And, again, that brings us back to perception, which is something crucial to Banshee as a series. In the same way that these characters (and other ones) guide the perceptions of others through their actions, this series has firmly put its foot down in opposition to those who consider(ed) it a pulp romp. It certainly embraces its genre roots and qualities, but Banshee established its own legacy by making sure there is no way to look at it simply as escapist entertainment. Like the characters that inhabit it, the show is much, much more.

– Sean Colletti

Bullet Points and Tears:

– Just as a reminder, Sound On Sight is now doing a weekly Banshee podcast, co-hosted by Les Chappell and myself. The first episode of Under the Hood can be found here. The second episode, which will cover “Snakes and Whatnot,” will be published either Sunday night or Monday morning.

– Gordon is such a mess. And Rus Blackwell plays him so well. As touching as everything having to do with Kai and his mother is, the tear-jerking moment of the episode is seeing Gordon put up Deva and Max’s pictures after cutting ties with his escort. How Peristere moves the shot from a diagonal angle to one looking more head-on at the pictures is icing on that cake.

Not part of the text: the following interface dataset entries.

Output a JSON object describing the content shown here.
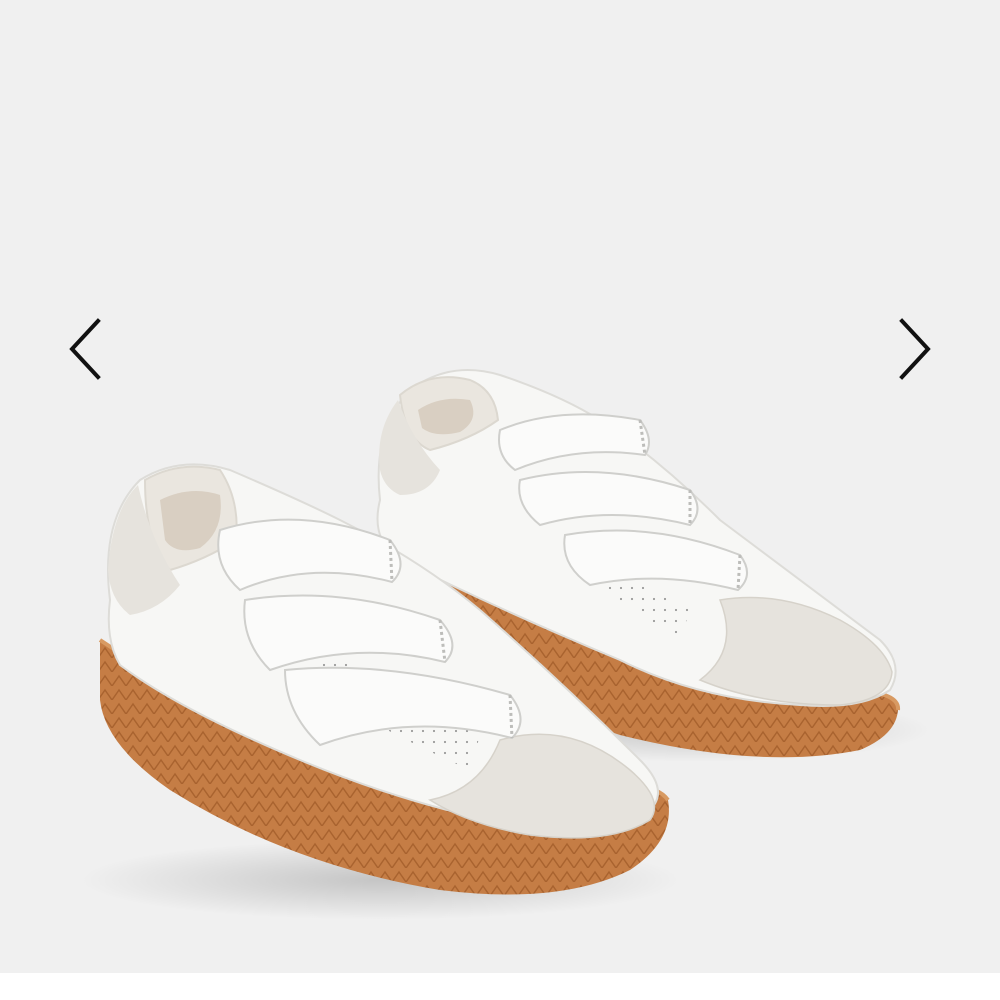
{
  "carousel": {
    "prev_icon": "chevron-left-icon",
    "next_icon": "chevron-right-icon",
    "background_color": "#f0f0f0",
    "product": {
      "type": "sneakers",
      "upper_color": "#f7f7f5",
      "suede_color": "#e6e3dd",
      "sole_color": "#c57d45",
      "strap_count": 3
    }
  }
}
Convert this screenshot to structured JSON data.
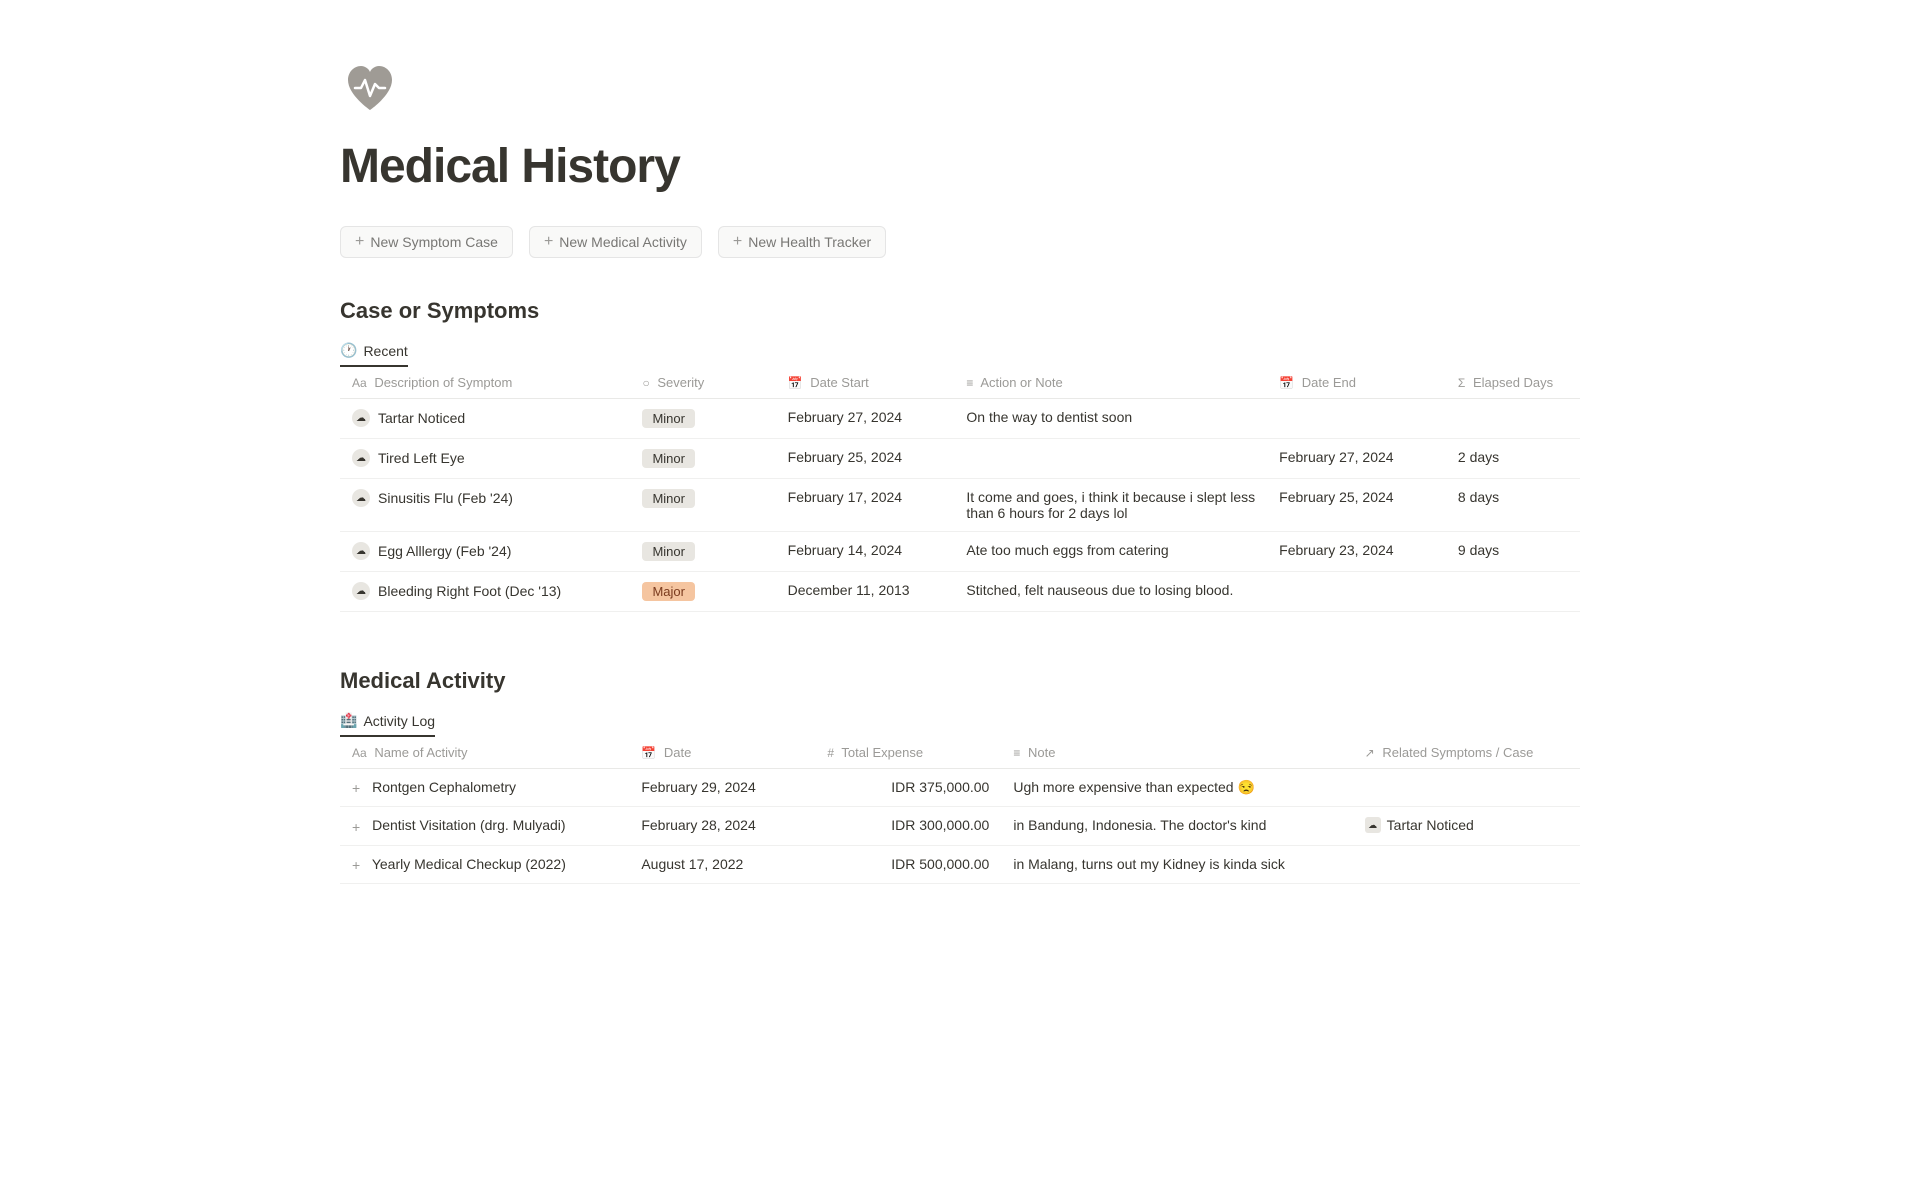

– How about that new intro.? At the LA screening of this episode that I was fortunate enough to be able to go to, Jonathan Tropper said that this episode in particular called for the change. So, don’t expect a new one each week, but be glad that the crew is recognizing all the little changes that can be made to enhance the whole Banshee experience.

– Kurt Bunker, who is seen here applying for the job that Billy Raven already got, is another character battling with his past (and, in case I didn’t use the word enough in this review) and how others perceive him. He’s obviously got a story this season, and this tease is almost as good as that cliffhanger.

– Speaking of that, holy shit, that cliffhanger!

– Great, great decision to make that parallel between the Amish’s attitudes towards modern medicine and other religions that have similar stances. Banshee is always respectful with these kinds of things, which is a feat in and of itself considering how many different minorities are represented in the series.

– “We can’t just go to the reservation.” Billy’s going to realize he’s on a steep learning curve when it comes to Hood.

Defending the Gaze: So, Chayton has a threesome with two Kinaho women. I don’t know if there’s much to defend here, since the ritualistic aspect of the whole thing separates it from a typical sex scene. But to go that extra step, how the episode paces the  action, climax and resolution of the attack on Rebecca with the sex is perfect. You even get the sense of one of the Kinaho women drowning in the same way that Rebecca almost does.

– And another solid scene for Ryann Shane as Deva, who is just trying to connect with her dad. This is something Hood’s going to really have to think about and deal with, because as much as he wants to protect Deva, I don’t know if it’s worth alienating her. This is a time in her life when she desperately needs him.